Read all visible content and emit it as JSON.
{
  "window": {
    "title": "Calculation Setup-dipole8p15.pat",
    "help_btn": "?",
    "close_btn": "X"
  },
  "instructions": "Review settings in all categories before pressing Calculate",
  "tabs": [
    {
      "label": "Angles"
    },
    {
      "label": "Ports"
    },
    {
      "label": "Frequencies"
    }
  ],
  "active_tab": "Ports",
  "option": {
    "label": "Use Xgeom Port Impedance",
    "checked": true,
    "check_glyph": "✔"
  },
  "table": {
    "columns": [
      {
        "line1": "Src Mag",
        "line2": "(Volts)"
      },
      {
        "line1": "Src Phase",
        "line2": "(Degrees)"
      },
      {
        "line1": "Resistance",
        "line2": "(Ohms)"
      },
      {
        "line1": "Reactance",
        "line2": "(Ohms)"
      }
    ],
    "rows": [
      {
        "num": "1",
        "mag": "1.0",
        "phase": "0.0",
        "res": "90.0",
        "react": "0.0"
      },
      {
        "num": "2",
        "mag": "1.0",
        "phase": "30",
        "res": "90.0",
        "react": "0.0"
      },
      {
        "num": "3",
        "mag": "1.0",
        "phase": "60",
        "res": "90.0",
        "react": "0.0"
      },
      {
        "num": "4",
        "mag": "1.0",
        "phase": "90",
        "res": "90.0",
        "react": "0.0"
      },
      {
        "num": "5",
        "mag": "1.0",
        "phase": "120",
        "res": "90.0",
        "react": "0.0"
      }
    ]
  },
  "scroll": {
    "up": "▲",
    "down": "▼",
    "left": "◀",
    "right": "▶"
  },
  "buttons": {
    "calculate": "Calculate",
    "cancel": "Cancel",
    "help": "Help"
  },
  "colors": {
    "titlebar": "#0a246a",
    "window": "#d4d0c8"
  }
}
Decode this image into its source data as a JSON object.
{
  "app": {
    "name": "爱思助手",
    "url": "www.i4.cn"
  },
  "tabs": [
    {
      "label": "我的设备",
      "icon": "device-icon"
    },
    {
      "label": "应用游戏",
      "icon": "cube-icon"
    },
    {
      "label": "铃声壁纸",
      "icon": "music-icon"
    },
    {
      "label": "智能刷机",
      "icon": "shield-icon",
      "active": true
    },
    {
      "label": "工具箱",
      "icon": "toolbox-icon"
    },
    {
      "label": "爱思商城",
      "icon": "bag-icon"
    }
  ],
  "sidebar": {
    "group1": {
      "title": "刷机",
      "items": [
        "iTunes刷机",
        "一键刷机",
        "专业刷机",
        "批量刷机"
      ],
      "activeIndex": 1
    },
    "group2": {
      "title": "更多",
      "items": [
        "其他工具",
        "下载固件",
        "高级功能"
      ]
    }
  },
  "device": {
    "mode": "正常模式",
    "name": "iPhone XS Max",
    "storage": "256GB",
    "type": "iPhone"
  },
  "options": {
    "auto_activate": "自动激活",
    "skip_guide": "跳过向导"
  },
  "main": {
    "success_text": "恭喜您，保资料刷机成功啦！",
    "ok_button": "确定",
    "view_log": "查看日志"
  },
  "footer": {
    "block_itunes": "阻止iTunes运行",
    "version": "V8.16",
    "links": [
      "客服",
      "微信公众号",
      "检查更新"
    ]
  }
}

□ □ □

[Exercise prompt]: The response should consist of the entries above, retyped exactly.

[Output for this task]:
Read all visible content and emit it as JSON.
{
  "window": {
    "title": "Calculation Setup-dipole8p15.pat",
    "help_btn": "?",
    "close_btn": "X"
  },
  "instructions": "Review settings in all categories before pressing Calculate",
  "tabs": [
    {
      "label": "Angles"
    },
    {
      "label": "Ports"
    },
    {
      "label": "Frequencies"
    }
  ],
  "active_tab": "Ports",
  "option": {
    "label": "Use Xgeom Port Impedance",
    "checked": true,
    "check_glyph": "✔"
  },
  "table": {
    "columns": [
      {
        "line1": "Src Mag",
        "line2": "(Volts)"
      },
      {
        "line1": "Src Phase",
        "line2": "(Degrees)"
      },
      {
        "line1": "Resistance",
        "line2": "(Ohms)"
      },
      {
        "line1": "Reactance",
        "line2": "(Ohms)"
      }
    ],
    "rows": [
      {
        "num": "1",
        "mag": "1.0",
        "phase": "0.0",
        "res": "90.0",
        "react": "0.0"
      },
      {
        "num": "2",
        "mag": "1.0",
        "phase": "30",
        "res": "90.0",
        "react": "0.0"
      },
      {
        "num": "3",
        "mag": "1.0",
        "phase": "60",
        "res": "90.0",
        "react": "0.0"
      },
      {
        "num": "4",
        "mag": "1.0",
        "phase": "90",
        "res": "90.0",
        "react": "0.0"
      },
      {
        "num": "5",
        "mag": "1.0",
        "phase": "120",
        "res": "90.0",
        "react": "0.0"
      }
    ]
  },
  "scroll": {
    "up": "▲",
    "down": "▼",
    "left": "◀",
    "right": "▶"
  },
  "buttons": {
    "calculate": "Calculate",
    "cancel": "Cancel",
    "help": "Help"
  },
  "colors": {
    "titlebar": "#0a246a",
    "window": "#d4d0c8"
  }
}
Decode this image into its source data as a JSON object.
{
  "app": {
    "name": "爱思助手",
    "url": "www.i4.cn"
  },
  "tabs": [
    {
      "label": "我的设备",
      "icon": "device-icon"
    },
    {
      "label": "应用游戏",
      "icon": "cube-icon"
    },
    {
      "label": "铃声壁纸",
      "icon": "music-icon"
    },
    {
      "label": "智能刷机",
      "icon": "shield-icon",
      "active": true
    },
    {
      "label": "工具箱",
      "icon": "toolbox-icon"
    },
    {
      "label": "爱思商城",
      "icon": "bag-icon"
    }
  ],
  "sidebar": {
    "group1": {
      "title": "刷机",
      "items": [
        "iTunes刷机",
        "一键刷机",
        "专业刷机",
        "批量刷机"
      ],
      "activeIndex": 1
    },
    "group2": {
      "title": "更多",
      "items": [
        "其他工具",
        "下载固件",
        "高级功能"
      ]
    }
  },
  "device": {
    "mode": "正常模式",
    "name": "iPhone XS Max",
    "storage": "256GB",
    "type": "iPhone"
  },
  "options": {
    "auto_activate": "自动激活",
    "skip_guide": "跳过向导"
  },
  "main": {
    "success_text": "恭喜您，保资料刷机成功啦！",
    "ok_button": "确定",
    "view_log": "查看日志"
  },
  "footer": {
    "block_itunes": "阻止iTunes运行",
    "version": "V8.16",
    "links": [
      "客服",
      "微信公众号",
      "检查更新"
    ]
  }
}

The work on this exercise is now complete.